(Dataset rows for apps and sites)
************
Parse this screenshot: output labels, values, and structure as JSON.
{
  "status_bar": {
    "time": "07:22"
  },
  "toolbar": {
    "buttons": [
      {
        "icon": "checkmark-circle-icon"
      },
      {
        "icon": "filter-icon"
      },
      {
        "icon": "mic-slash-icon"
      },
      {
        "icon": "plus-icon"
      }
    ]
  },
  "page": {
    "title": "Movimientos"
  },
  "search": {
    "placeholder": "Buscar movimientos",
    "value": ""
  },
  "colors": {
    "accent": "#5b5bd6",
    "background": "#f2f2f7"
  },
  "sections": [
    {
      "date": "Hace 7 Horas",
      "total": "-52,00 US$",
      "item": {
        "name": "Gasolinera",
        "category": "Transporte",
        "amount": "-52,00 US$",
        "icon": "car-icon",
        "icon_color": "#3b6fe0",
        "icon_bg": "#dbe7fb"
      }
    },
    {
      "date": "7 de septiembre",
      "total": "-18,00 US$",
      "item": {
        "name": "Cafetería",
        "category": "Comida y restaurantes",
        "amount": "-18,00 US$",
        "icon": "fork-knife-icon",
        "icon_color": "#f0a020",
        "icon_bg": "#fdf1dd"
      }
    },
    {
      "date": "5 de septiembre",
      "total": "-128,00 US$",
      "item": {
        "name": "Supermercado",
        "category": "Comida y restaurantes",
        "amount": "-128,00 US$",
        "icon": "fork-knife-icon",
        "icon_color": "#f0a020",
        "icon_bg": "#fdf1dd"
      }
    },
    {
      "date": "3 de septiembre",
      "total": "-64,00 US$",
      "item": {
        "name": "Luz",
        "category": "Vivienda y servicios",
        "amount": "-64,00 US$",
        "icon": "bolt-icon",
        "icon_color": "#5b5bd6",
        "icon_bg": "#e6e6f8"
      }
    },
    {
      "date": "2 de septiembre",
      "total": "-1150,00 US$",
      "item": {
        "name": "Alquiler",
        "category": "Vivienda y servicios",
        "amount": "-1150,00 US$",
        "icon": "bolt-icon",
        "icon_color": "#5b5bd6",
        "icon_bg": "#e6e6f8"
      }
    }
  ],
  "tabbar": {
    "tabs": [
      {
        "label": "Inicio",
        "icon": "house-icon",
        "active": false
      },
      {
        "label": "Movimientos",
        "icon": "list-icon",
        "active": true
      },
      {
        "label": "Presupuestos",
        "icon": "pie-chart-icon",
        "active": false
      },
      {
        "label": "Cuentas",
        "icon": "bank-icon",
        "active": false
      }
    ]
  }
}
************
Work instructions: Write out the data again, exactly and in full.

Result of this exercise:
Parse this screenshot: output labels, values, and structure as JSON.
{
  "status_bar": {
    "time": "07:22"
  },
  "toolbar": {
    "buttons": [
      {
        "icon": "checkmark-circle-icon"
      },
      {
        "icon": "filter-icon"
      },
      {
        "icon": "mic-slash-icon"
      },
      {
        "icon": "plus-icon"
      }
    ]
  },
  "page": {
    "title": "Movimientos"
  },
  "search": {
    "placeholder": "Buscar movimientos",
    "value": ""
  },
  "colors": {
    "accent": "#5b5bd6",
    "background": "#f2f2f7"
  },
  "sections": [
    {
      "date": "Hace 7 Horas",
      "total": "-52,00 US$",
      "item": {
        "name": "Gasolinera",
        "category": "Transporte",
        "amount": "-52,00 US$",
        "icon": "car-icon",
        "icon_color": "#3b6fe0",
        "icon_bg": "#dbe7fb"
      }
    },
    {
      "date": "7 de septiembre",
      "total": "-18,00 US$",
      "item": {
        "name": "Cafetería",
        "category": "Comida y restaurantes",
        "amount": "-18,00 US$",
        "icon": "fork-knife-icon",
        "icon_color": "#f0a020",
        "icon_bg": "#fdf1dd"
      }
    },
    {
      "date": "5 de septiembre",
      "total": "-128,00 US$",
      "item": {
        "name": "Supermercado",
        "category": "Comida y restaurantes",
        "amount": "-128,00 US$",
        "icon": "fork-knife-icon",
        "icon_color": "#f0a020",
        "icon_bg": "#fdf1dd"
      }
    },
    {
      "date": "3 de septiembre",
      "total": "-64,00 US$",
      "item": {
        "name": "Luz",
        "category": "Vivienda y servicios",
        "amount": "-64,00 US$",
        "icon": "bolt-icon",
        "icon_color": "#5b5bd6",
        "icon_bg": "#e6e6f8"
      }
    },
    {
      "date": "2 de septiembre",
      "total": "-1150,00 US$",
      "item": {
        "name": "Alquiler",
        "category": "Vivienda y servicios",
        "amount": "-1150,00 US$",
        "icon": "bolt-icon",
        "icon_color": "#5b5bd6",
        "icon_bg": "#e6e6f8"
      }
    }
  ],
  "tabbar": {
    "tabs": [
      {
        "label": "Inicio",
        "icon": "house-icon",
        "active": false
      },
      {
        "label": "Movimientos",
        "icon": "list-icon",
        "active": true
      },
      {
        "label": "Presupuestos",
        "icon": "pie-chart-icon",
        "active": false
      },
      {
        "label": "Cuentas",
        "icon": "bank-icon",
        "active": false
      }
    ]
  }
}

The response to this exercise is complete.